He is keeping his fingers crossed, because he is currently in negotiation with the Ted Hughes Estate and their publishers Faber and Faber, who act as agents for controlling the unpublished material, to permit him to reveal aspects of the Ted Hughes’ archive, that have never before been revealed to the public.

Nick was at the British Library, specifically to research the wartime experience of Ted’s father, Willie Hughes, who features as the subject of various poems. ‘Out’ and other poems emanate from the impact the war had upon his father, who is portrayed sitting in his armchair, reliving what he had seen, totally traumatised through what he had witnessed.

Willie Hughes, like many lads, who lived on the Western side of Hebden Bridge, had joined the Lancashire Fusiliers in Todmorden. They ended up fighting in 1915 in the Dardanelles in Turkey. Nick will be using accounts from other young men, who fought there, to illustrate why the experience of Gallipoli was so debilitating, not just for him but for many other so-called survivors of the war. Willie, like many other returning soldiers, was unhappy about describing his experience to his family and various Hughes family legends grew about it. If permitted to do so by the Hughes Estate, Nick will be looking at the provenance of those stories and will assess their likelihood from what we know of their historical context.

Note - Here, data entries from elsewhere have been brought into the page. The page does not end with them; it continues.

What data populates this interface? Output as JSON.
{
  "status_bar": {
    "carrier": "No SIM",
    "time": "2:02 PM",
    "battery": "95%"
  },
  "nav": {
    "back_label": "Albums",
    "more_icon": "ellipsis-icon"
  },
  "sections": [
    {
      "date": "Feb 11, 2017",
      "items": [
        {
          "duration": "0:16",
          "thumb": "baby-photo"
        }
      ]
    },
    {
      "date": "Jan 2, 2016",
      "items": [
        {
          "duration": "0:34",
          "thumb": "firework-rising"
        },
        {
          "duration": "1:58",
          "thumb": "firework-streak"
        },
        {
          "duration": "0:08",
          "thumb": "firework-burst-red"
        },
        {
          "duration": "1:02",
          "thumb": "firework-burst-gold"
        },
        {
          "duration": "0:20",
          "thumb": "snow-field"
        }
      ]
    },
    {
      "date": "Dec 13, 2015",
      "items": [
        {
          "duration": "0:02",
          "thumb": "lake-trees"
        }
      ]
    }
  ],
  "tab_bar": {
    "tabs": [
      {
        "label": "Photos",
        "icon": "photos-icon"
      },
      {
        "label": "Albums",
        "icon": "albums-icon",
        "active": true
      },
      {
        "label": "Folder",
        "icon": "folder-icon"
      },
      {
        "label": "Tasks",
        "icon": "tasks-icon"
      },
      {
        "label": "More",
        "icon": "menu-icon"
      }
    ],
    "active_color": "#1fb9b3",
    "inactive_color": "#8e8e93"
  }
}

From his research, Nick will also explain why the subject of Ted Hughes poem ‘Wilfred Owen’s Photographs’ is about an act of parliament that was passed in the Victorian era, many years before Owen was even born.

Nick is quietly confident that the Estate will permit him to reveal such material from the archive on a one-time only basis, but he is likely to have to sign some legal documents before the event.

The talk will continue with David Blanchard, looking at Willie’s uncle, Walter Farrar, and the wartime experience of other lads from the St Michael’s church brigade in Mytholmroyd. It will then continue with the Mayor of Hebden Royd Jonathan Timbers taking a personal look at the rest of Ted’s World War One inspired poetry.

Then, there is planned to be some discussion with the audience of the issues before it finishes at noon.